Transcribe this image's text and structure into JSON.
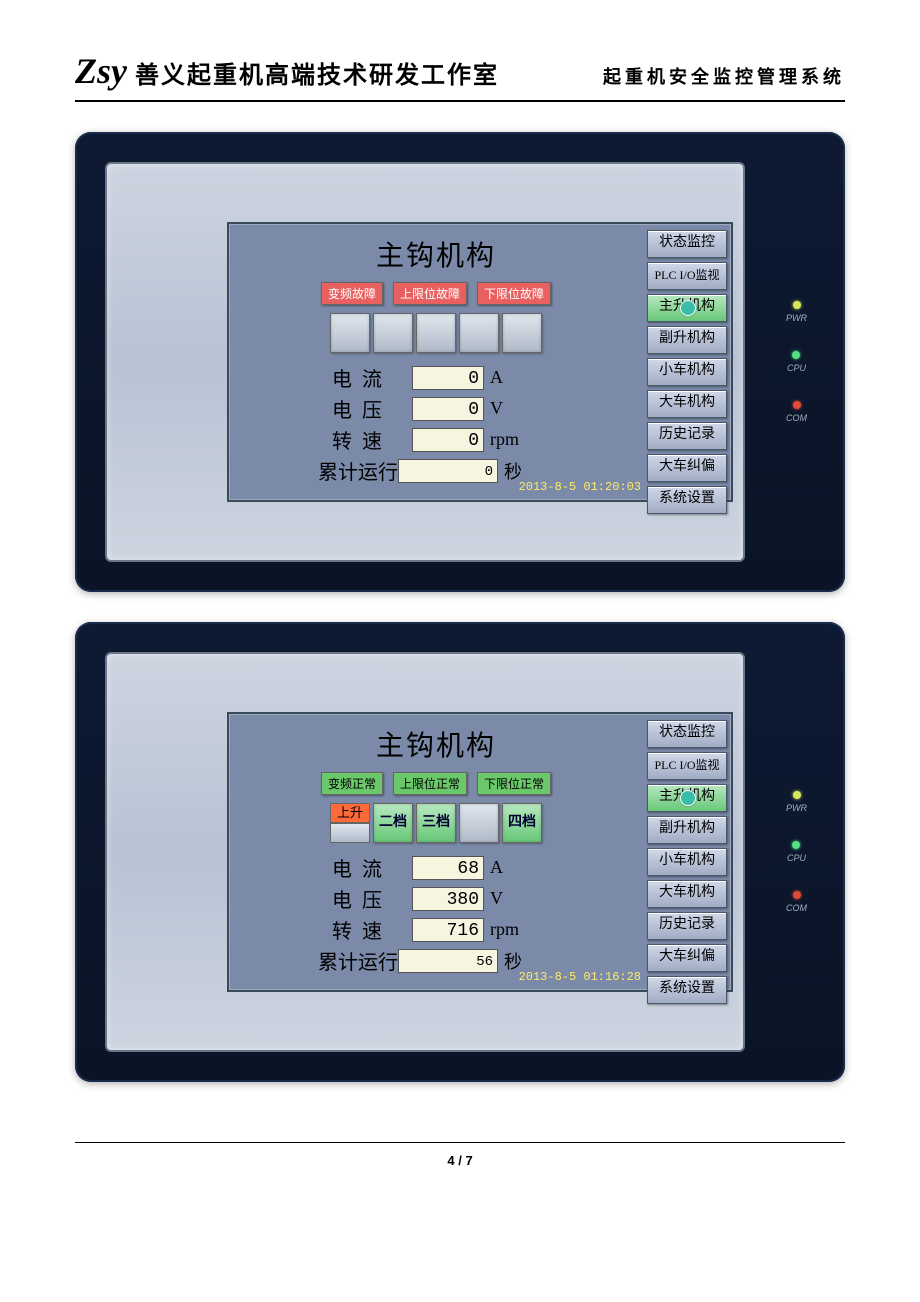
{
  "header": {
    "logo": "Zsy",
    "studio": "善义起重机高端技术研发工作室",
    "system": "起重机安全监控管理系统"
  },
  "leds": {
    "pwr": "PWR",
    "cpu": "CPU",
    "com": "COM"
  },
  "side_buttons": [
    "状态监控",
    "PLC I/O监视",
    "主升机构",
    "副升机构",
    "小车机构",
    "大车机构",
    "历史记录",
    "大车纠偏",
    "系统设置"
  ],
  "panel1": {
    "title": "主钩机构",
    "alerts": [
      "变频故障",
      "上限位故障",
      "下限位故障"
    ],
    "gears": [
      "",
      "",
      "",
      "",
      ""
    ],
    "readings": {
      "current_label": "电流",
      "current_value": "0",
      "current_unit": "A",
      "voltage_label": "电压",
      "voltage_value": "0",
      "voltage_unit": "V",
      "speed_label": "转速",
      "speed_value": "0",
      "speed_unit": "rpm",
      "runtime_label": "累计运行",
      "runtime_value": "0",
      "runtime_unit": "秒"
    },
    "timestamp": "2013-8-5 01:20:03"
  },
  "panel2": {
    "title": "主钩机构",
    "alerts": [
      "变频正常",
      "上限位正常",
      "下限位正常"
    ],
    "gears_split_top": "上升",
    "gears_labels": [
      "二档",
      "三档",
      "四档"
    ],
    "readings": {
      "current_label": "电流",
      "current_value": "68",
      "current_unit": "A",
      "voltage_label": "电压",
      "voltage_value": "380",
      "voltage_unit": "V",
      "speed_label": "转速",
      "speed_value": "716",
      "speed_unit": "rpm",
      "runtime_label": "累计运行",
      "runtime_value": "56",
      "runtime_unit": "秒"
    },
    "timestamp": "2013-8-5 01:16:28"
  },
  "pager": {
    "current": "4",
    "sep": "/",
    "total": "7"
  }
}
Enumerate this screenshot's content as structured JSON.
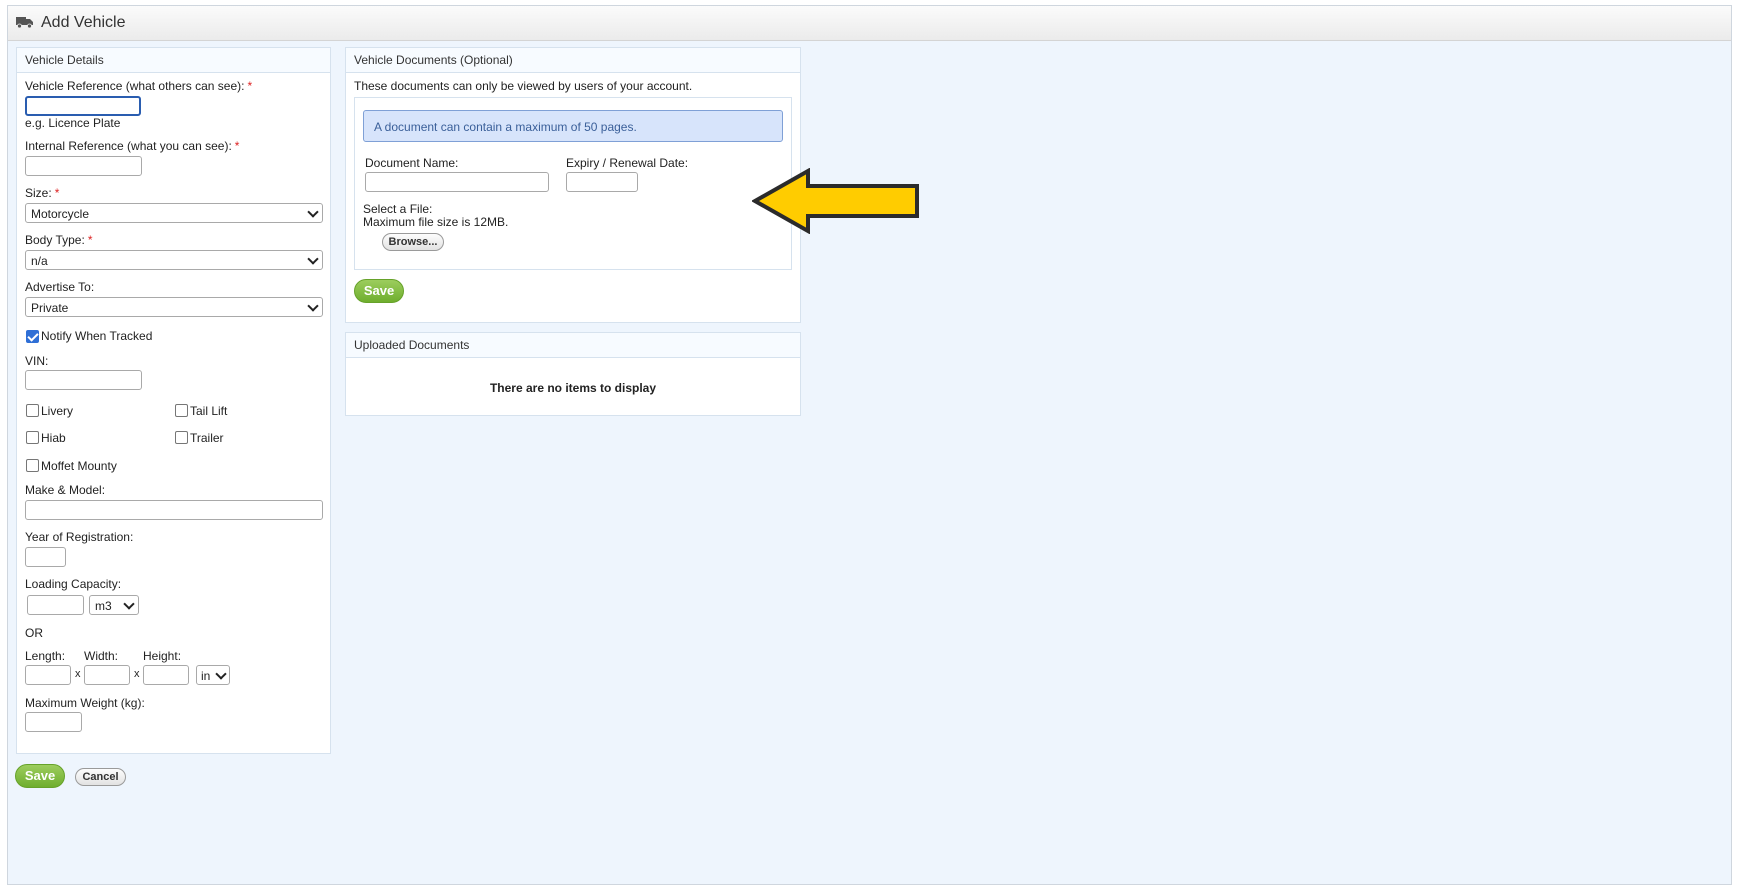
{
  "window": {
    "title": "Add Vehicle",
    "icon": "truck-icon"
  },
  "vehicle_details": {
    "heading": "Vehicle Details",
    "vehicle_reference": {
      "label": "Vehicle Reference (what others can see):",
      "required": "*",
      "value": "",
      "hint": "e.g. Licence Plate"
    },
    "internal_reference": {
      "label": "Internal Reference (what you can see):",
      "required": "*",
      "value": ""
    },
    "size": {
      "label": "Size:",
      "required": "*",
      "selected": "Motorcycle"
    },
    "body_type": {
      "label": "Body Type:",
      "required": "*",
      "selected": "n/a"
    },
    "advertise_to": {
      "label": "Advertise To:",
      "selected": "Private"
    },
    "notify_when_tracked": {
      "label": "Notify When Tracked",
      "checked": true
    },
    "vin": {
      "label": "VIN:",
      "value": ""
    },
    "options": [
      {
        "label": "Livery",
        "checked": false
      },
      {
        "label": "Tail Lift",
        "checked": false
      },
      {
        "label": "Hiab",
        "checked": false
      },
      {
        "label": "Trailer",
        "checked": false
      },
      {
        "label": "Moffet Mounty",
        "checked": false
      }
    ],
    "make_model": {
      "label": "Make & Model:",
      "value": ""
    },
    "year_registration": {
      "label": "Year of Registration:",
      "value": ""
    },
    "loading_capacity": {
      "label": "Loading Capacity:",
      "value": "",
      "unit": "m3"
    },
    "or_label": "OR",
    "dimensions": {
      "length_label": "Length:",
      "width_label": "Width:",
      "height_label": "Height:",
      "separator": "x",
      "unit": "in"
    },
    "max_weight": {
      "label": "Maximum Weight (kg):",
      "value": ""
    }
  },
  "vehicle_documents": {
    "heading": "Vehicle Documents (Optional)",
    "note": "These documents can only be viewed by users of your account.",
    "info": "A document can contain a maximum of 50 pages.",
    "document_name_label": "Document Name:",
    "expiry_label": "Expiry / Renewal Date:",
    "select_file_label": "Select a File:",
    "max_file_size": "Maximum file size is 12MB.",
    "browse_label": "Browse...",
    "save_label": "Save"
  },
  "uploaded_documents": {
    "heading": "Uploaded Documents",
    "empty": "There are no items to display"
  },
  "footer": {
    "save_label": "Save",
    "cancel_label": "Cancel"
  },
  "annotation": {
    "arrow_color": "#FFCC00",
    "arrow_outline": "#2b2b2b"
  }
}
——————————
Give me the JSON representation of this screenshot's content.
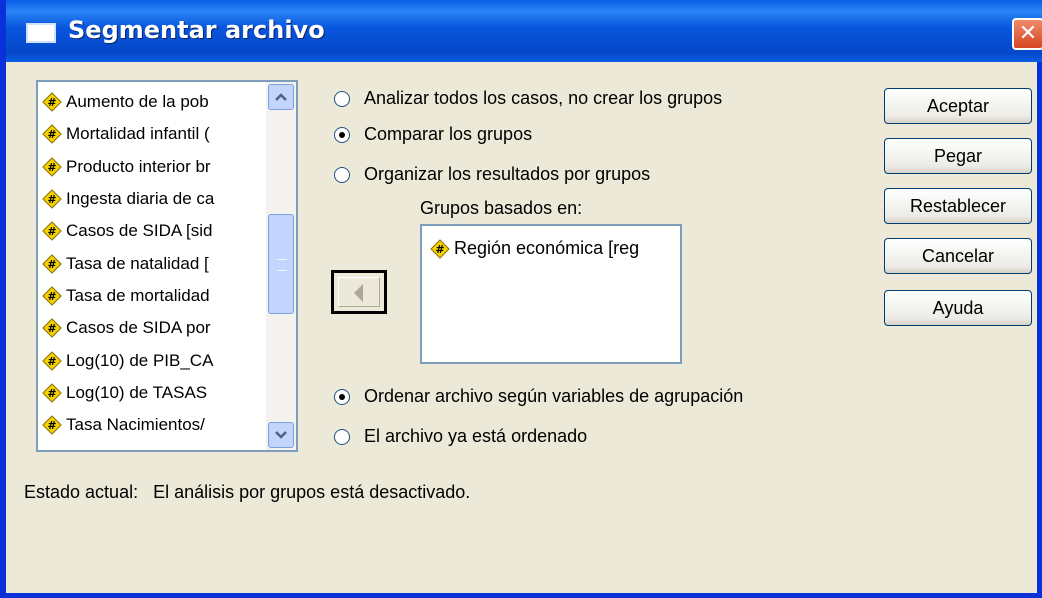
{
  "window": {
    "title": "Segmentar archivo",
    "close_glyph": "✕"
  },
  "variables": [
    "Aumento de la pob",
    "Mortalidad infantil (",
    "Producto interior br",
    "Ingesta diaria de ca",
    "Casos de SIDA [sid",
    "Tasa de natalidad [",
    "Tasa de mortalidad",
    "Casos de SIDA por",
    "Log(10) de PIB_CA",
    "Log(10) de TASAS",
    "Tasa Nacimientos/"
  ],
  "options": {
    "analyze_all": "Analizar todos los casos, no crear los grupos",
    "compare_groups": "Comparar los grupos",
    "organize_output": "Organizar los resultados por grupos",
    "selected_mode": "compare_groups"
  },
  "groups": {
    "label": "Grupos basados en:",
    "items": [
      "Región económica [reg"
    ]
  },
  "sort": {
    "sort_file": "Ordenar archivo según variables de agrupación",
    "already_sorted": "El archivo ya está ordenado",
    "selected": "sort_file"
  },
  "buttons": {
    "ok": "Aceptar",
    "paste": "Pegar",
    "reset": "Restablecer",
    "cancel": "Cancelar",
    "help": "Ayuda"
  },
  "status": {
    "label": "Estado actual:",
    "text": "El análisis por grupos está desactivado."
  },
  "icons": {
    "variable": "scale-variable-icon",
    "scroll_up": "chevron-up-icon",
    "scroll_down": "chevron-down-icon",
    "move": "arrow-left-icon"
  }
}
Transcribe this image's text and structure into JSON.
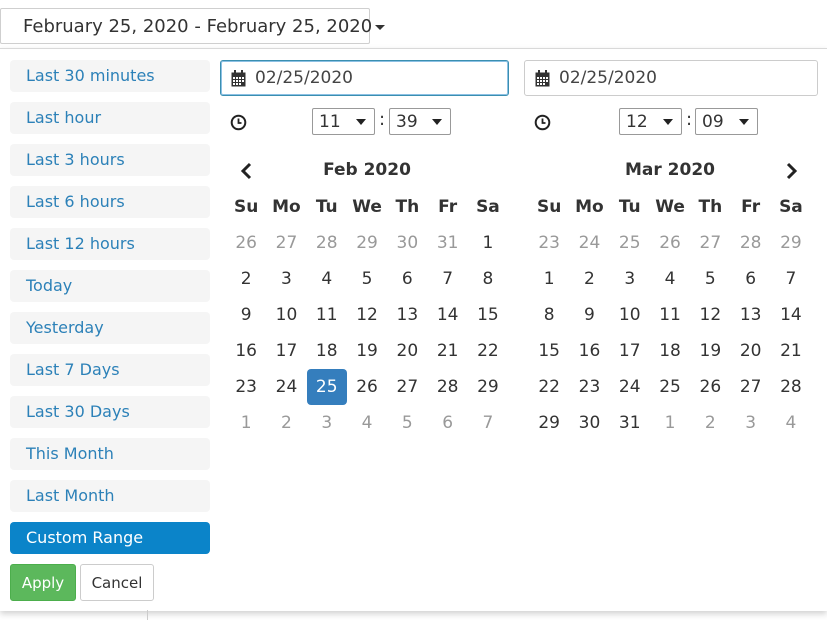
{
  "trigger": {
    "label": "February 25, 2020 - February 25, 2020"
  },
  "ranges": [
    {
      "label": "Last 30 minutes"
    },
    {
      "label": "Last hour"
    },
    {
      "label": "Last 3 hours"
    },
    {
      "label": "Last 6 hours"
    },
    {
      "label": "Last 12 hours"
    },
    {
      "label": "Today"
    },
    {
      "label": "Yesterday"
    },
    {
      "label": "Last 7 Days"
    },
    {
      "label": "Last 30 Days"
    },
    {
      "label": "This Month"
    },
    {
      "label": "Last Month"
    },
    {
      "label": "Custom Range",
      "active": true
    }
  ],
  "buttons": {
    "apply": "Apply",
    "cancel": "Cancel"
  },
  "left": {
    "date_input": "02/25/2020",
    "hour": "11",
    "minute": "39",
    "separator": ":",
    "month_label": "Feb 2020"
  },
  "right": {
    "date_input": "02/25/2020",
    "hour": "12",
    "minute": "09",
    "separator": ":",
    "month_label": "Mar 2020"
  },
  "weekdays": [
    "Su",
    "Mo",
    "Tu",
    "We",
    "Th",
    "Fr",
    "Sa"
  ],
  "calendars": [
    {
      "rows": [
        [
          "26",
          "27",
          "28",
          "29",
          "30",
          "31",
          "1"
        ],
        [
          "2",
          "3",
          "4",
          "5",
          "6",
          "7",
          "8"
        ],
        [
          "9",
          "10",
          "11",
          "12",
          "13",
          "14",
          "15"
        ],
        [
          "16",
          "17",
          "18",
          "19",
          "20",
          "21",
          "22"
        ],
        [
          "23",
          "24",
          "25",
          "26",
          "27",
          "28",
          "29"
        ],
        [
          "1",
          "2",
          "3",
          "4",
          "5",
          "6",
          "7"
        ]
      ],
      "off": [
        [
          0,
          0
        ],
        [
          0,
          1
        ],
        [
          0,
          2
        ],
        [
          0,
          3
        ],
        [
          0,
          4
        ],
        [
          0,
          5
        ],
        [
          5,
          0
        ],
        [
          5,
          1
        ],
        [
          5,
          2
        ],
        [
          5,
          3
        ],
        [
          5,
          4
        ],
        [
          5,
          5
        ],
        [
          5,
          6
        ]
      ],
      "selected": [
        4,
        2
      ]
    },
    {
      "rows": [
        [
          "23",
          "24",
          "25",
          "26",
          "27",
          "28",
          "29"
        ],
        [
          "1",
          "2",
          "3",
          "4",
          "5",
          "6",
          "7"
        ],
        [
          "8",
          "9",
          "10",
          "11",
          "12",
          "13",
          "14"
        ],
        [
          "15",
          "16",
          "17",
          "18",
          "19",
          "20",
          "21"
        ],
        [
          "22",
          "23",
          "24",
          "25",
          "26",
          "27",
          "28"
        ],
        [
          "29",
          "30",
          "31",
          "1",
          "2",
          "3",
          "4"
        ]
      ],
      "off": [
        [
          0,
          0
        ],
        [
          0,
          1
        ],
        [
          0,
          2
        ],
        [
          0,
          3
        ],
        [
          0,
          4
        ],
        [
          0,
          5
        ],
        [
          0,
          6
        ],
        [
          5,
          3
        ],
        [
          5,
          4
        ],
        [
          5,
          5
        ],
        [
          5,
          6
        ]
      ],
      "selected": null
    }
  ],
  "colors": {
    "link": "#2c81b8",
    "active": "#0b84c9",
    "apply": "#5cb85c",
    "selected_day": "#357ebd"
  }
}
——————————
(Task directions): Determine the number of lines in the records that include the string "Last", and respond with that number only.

(Answer to this exercise): 8